Walk around any city for long enough and you'll eventually come across a series of dog-eared and tatty posters for club nights that have come and gone. You might have heard of the majority of the DJs on the bill. "Oh," you say, scanning across the impeccably and minimally designed poster, "I like all those DJs, and I'd like to see them all on the same night." Scrolling down, you spot the venue. "Brilliant," you say, "it's being held at one of those warehouses that other reputable promoters use, that's good, that ensures a basic level of safety, if not comfort." The bottom inch of the poster's entire width is taken up with the intentionally small sized logos of a raft of media and associated partners. "Yes," you think, "radical club culture should come with the cosign of a massive beer brand, and where better to stock the alcoholic monolith's drinkable portfolio than at an 'unconventional' venue which won't have a traditional bar set up."

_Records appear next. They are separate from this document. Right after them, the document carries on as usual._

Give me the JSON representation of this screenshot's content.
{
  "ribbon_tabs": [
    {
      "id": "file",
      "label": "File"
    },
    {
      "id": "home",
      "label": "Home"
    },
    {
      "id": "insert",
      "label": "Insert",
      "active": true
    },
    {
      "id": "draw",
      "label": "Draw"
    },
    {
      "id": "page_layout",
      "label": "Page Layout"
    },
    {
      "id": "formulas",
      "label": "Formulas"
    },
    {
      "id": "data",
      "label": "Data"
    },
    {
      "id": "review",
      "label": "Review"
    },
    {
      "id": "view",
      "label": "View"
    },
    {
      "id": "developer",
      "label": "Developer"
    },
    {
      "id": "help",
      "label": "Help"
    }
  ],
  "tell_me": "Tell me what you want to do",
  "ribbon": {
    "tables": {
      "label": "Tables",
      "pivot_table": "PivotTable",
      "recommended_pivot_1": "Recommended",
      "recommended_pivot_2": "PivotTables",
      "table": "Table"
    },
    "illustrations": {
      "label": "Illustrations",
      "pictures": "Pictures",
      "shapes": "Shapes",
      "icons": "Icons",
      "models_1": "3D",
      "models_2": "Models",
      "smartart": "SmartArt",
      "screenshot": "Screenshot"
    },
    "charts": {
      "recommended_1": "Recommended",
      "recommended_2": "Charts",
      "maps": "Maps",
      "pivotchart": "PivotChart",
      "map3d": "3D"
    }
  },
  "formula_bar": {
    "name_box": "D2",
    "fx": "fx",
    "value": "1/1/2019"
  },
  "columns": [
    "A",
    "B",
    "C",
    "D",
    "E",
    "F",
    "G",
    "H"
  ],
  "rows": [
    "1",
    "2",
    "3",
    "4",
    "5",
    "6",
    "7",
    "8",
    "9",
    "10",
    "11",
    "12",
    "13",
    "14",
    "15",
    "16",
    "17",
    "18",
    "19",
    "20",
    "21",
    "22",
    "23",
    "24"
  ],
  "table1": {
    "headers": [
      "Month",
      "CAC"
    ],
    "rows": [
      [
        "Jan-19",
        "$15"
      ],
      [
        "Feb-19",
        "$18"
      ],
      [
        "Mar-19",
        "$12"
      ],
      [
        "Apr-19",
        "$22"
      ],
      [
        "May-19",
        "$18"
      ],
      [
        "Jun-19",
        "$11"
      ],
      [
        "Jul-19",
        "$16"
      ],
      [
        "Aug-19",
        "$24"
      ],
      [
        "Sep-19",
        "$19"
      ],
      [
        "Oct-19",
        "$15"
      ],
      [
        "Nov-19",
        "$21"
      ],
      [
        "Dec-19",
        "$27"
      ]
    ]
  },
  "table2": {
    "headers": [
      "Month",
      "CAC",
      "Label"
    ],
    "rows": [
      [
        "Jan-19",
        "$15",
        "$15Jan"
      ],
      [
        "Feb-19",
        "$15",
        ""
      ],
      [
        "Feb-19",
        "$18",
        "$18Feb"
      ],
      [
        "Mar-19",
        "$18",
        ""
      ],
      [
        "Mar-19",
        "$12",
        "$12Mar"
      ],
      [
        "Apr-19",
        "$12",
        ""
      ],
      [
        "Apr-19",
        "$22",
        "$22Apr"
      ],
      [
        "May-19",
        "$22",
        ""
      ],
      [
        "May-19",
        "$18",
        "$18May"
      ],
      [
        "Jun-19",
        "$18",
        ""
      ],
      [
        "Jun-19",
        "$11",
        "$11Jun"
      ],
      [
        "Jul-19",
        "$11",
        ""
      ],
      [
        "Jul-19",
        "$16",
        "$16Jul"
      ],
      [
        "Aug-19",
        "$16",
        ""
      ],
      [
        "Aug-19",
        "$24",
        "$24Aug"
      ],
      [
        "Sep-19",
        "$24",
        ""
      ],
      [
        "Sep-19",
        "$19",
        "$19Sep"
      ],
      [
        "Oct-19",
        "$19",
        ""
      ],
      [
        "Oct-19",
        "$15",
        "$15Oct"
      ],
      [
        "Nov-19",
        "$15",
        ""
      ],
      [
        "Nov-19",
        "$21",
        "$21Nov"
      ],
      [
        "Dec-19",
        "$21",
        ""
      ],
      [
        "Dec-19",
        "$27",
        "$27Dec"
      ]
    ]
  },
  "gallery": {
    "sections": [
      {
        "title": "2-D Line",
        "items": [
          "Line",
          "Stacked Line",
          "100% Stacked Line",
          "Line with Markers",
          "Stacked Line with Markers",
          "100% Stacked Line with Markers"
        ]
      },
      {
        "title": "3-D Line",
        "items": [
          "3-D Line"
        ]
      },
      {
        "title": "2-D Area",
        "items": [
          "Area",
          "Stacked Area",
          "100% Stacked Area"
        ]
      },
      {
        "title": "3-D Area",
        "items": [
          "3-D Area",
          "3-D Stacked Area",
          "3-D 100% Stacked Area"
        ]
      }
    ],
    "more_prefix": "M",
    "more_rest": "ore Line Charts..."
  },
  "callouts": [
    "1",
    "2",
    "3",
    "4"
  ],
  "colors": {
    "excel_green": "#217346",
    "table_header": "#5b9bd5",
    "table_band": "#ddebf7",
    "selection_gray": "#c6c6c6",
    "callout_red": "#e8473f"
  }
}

In assuming that warehouses hold some special significance, we are readily and actively applying yet another coast of nostalgic varnish to a structure that looks, under the surface, set to crumble and rot at any minute. The warehouse is another space that's been commodified out of all proportion, standing as little more than monuments to a past most of us can't remember, or weren't even alive for.
The same thing happened to the wide open fields of yore; it turned out that you could quite easily get people to exchange money to stand on scrubby patches of grass, listening to music beamed out from half a mile away, sipping on overpriced and watered-down paper cups half-filled with the lukewarm dregs of a nearly-done barrel of lager. In fact, they'd pay through the nose for it. They'd make this communion of commerce a primary form of socialisation, and they'd even fly halfway around the world to stand in another field, in another country, watching the same DJs, drinking the same drinks, pumping the same cash into the same one armed bandits over and over again.
It turned out that the warehouse, cloaked in darkness, imbued with an edgy history, was just as profitable, too.